I argue that there are four main types of delivery frameworks suitable for any project or programme, which include a linear, predictable delivery model, one which focuses on agility and spontaneity, one which focuses on reducing loss, and one suite of strategic tools concentrated on defining the future state and then setting up the steps to transition to it.
I also argue that it is essential to pick the right tools and invest the right amount of effort selectively; otherwise, one may lose the ability to build sustainable competitive advantages or even deliver on time and within the budget.
This consideration is particularly relevant in long-term infrastructure programmes that span over ten years or more (i.e. the British-based Crossrail and HS2 programmes). One begs to differ that accurately planning ten years of significant projects is not possible; therefore, it might be that an oversimplified waterfall model is employed, while the programme team details each phase at the right time using a more dynamic approach. This limitation does not emerge from the planning departments being unable to create ten years-long work breakdown structures.
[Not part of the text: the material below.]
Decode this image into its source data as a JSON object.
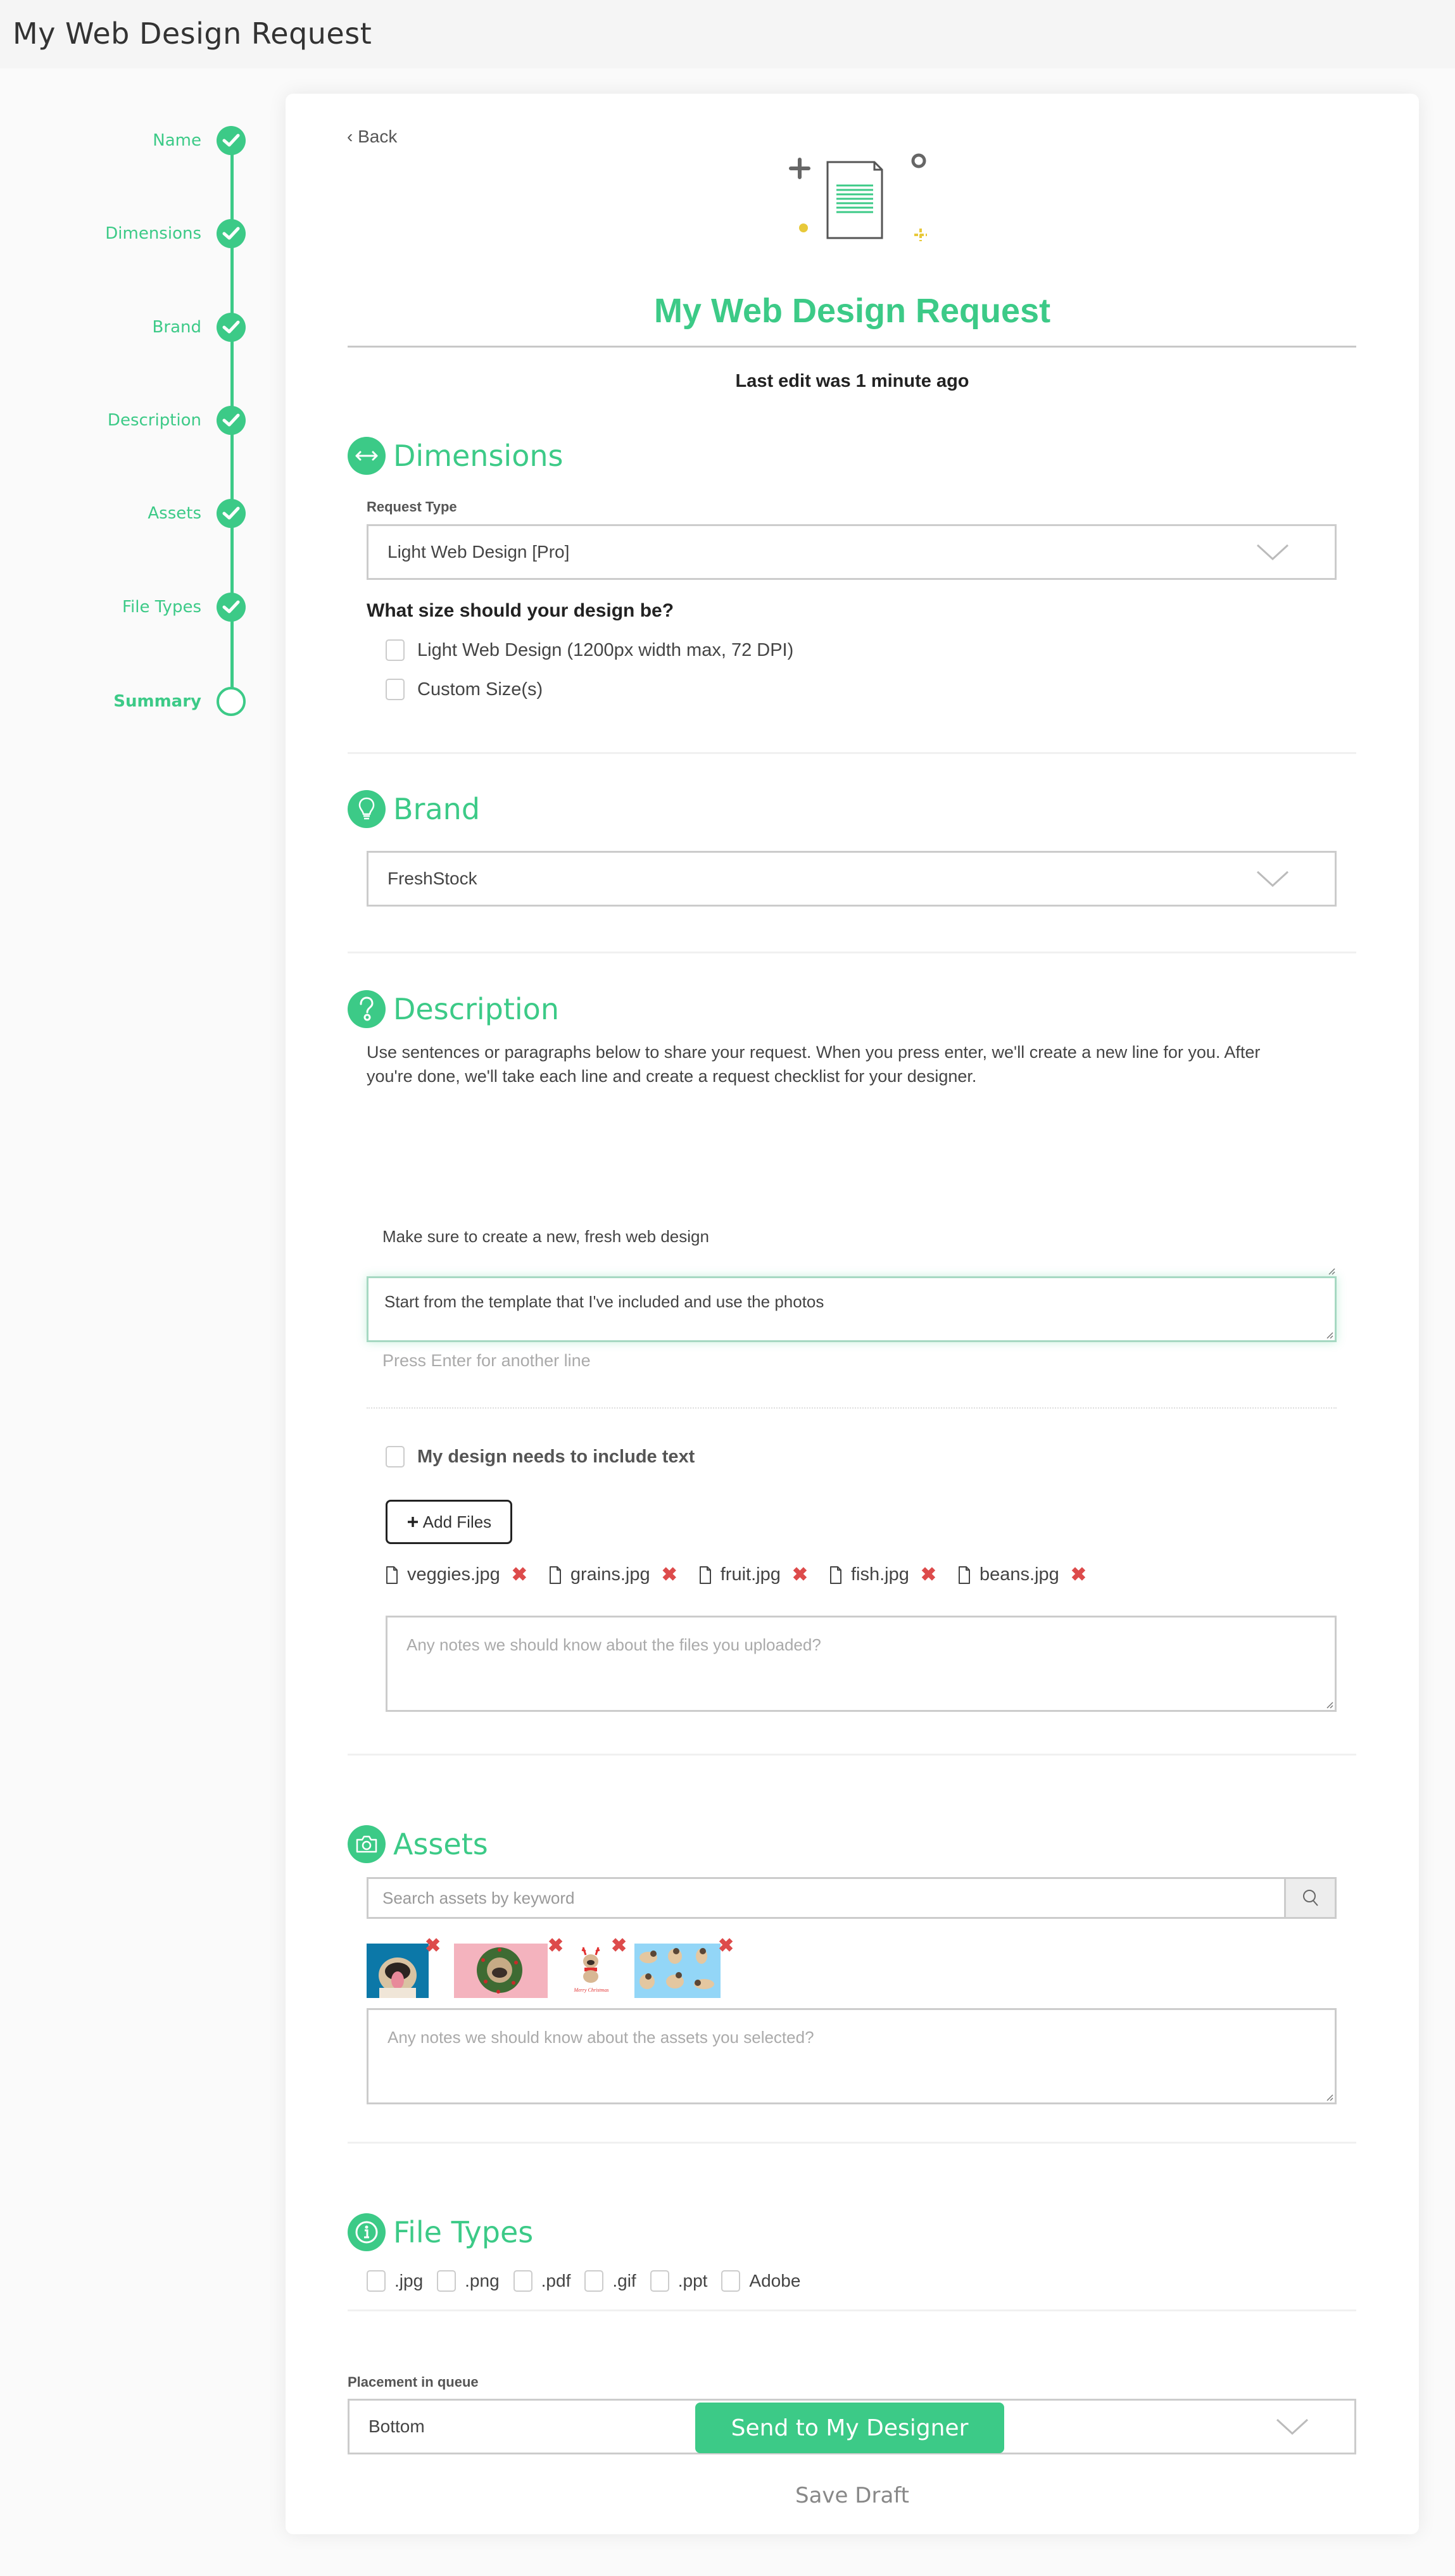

But it is instead due to environmental forces likely to shift priorities during these ten years, i.e., the emergence of Hyperloop, which might make its competitors obsolete on the day of their launch.
There is much temptation to leverage parts of the Agile Scrum delivery framework in my work line due to the need to quickly set a delivery cadence and plan time-boxed intervals (which the tech-driven methodology calls sprints). However, the Agile integration is limited in most industries as it does not tap into the complete Agile Scrum toolkit, which is specific mainly for software houses and digital agencies.